Thalassemias can be mild or severe. Some people have no symptoms or mild anemia. The most common severe type in the United States is called Cooley's anemia. It usually appears during the first two years of life. People with it may have severe anemia, slowed growth and delayed puberty, and problems with the spleen, liver, heart, or bones.
Doctors diagnose thalassemias using blood tests. Treatments include blood transfusions and treatment to remove excess iron from the body. If you have mild symptoms or no symptoms, you may not need treatment. In some severe cases, you may need a bone marrow transplant.
NIH: National Heart, Lung, and Blood Institute
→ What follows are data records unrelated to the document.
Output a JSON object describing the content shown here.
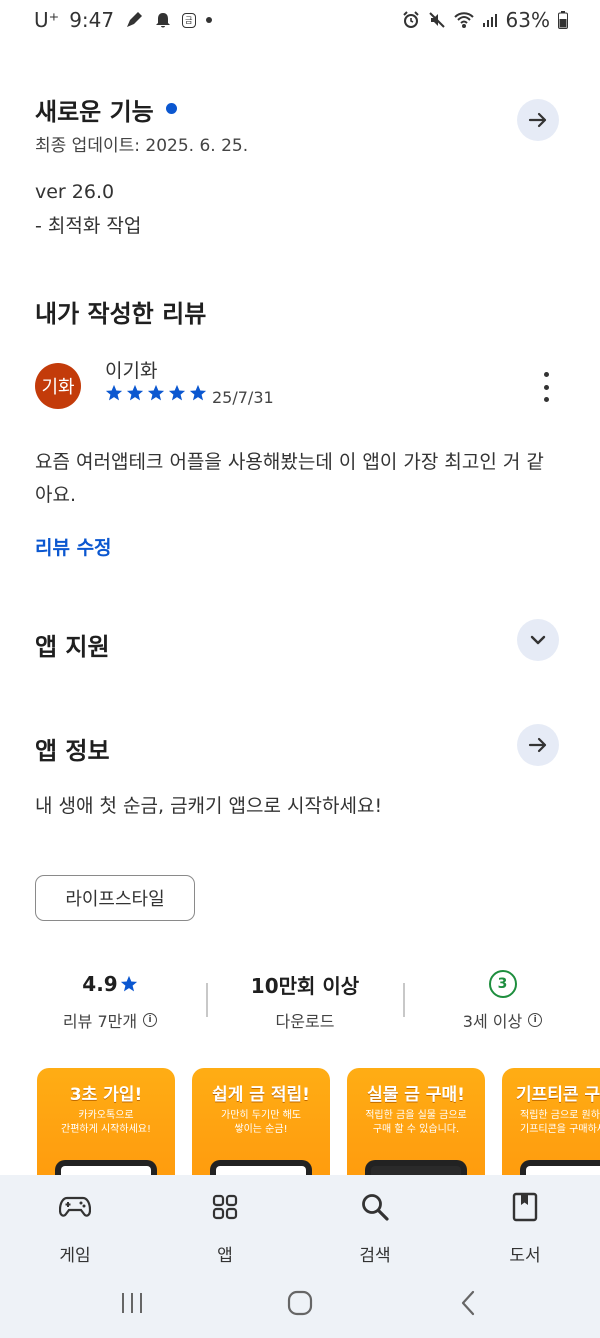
{
  "status_bar": {
    "carrier": "U⁺",
    "time": "9:47",
    "battery": "63%"
  },
  "whats_new": {
    "title": "새로운 기능",
    "updated": "최종 업데이트: 2025. 6. 25.",
    "version": "ver 26.0",
    "note": "- 최적화 작업"
  },
  "my_review": {
    "title": "내가 작성한 리뷰",
    "avatar_text": "기화",
    "reviewer_name": "이기화",
    "rating": 5,
    "date": "25/7/31",
    "text": "요즘 여러앱테크 어플을 사용해봤는데 이 앱이 가장 최고인 거 같아요.",
    "edit_link": "리뷰 수정"
  },
  "app_support": {
    "title": "앱 지원"
  },
  "app_info": {
    "title": "앱 정보",
    "description": "내 생애 첫 순금, 금캐기 앱으로 시작하세요!",
    "category_chip": "라이프스타일"
  },
  "stats": {
    "rating_value": "4.9",
    "rating_label": "리뷰 7만개",
    "downloads_value": "10만회 이상",
    "downloads_label": "다운로드",
    "age_badge": "3",
    "age_label": "3세 이상"
  },
  "screenshots": [
    {
      "title": "3초 가입!",
      "line1": "카카오톡으로",
      "line2": "간편하게 시작하세요!"
    },
    {
      "title": "쉽게 금 적립!",
      "line1": "가만히 두기만 해도",
      "line2": "쌓이는 순금!"
    },
    {
      "title": "실물 금 구매!",
      "line1": "적립한 금을 실물 금으로",
      "line2": "구매 할 수 있습니다."
    },
    {
      "title": "기프티콘 구",
      "line1": "적립한 금으로 원하",
      "line2": "기프티콘을 구매하세"
    }
  ],
  "bottom_nav": [
    {
      "label": "게임",
      "icon": "gamepad-icon"
    },
    {
      "label": "앱",
      "icon": "apps-grid-icon"
    },
    {
      "label": "검색",
      "icon": "search-icon"
    },
    {
      "label": "도서",
      "icon": "book-icon"
    }
  ],
  "colors": {
    "accent_blue": "#0b57d0",
    "avatar_bg": "#c33b0a",
    "age_green": "#1e8e3e",
    "nav_bg": "#eef2f7",
    "screenshot_orange": "#ffa010"
  }
}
- Learning about Thalassemia (National Human Genome Research Institute)
- Thalassemia (American Academy of Family Physicians) Available in Spanish
- Thalassemia (March of Dimes Birth Defects Foundation) Available in Spanish
- Thalassemia (Mayo Foundation for Medical Education and Research)
- Thalassemias (National Heart, Lung, and Blood Institute)
- Genetics Home Reference: Alpha thalassemia (National Library of Medicine)
- Genetics Home Reference: Alpha thalassemia X-linked intellectual disability syndrome (National Library of Medicine)
- Genetics Home Reference: Beta thalassemia (National Library of Medicine)
- What Is Thalassemia Trait? (Cooley's Anemia Foundation) - PDF
- What Is Beta-Thalassemia? (Dolan DNA Learning Center)